[Interface dataset entries]
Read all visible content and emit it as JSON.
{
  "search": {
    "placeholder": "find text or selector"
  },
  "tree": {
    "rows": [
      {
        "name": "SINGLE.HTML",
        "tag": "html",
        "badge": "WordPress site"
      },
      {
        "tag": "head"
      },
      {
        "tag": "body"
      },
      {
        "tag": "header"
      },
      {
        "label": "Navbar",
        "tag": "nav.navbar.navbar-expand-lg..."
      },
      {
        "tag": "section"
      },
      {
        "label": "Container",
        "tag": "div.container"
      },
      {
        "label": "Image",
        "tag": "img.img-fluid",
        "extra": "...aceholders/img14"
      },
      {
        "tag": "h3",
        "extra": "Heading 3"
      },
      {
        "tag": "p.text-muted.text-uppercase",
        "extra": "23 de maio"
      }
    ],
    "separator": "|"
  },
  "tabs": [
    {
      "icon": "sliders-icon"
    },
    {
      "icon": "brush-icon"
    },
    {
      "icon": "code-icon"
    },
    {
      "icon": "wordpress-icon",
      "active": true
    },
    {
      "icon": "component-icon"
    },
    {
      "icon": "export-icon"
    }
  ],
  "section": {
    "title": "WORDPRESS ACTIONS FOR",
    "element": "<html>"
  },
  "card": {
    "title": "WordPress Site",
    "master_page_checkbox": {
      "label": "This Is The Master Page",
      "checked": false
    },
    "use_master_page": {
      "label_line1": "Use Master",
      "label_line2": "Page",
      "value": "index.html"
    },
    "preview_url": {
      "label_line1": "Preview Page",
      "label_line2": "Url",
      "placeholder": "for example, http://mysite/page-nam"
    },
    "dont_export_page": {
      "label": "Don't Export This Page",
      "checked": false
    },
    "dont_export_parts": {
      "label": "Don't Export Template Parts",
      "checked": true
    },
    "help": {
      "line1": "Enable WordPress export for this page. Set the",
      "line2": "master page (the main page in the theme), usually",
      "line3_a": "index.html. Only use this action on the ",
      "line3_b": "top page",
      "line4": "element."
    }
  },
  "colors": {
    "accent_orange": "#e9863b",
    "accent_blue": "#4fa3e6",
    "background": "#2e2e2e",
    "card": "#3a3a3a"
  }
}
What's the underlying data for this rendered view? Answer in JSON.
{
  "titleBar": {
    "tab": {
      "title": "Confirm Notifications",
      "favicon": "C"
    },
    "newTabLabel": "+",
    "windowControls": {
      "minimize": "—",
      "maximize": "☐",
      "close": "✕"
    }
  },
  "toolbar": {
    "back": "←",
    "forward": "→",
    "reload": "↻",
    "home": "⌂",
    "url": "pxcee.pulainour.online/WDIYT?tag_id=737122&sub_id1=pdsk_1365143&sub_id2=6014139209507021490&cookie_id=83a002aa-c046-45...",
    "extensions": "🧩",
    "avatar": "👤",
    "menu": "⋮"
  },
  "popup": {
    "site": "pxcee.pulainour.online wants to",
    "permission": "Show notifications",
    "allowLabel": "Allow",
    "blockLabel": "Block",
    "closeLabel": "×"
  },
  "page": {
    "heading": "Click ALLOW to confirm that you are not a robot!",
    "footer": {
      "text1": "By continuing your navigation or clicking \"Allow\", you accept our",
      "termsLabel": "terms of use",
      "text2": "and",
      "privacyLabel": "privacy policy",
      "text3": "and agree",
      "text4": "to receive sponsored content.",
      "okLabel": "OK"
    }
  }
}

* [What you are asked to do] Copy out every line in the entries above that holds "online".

* [The answer]
    "url": "pxcee.pulainour.online/WDIYT?tag_id=737122&sub_id1=pdsk_1365143&sub_id2=6014139209507021490&cookie_id=83a002aa-c046-45...",
    "site": "pxcee.pulainour.online wants to",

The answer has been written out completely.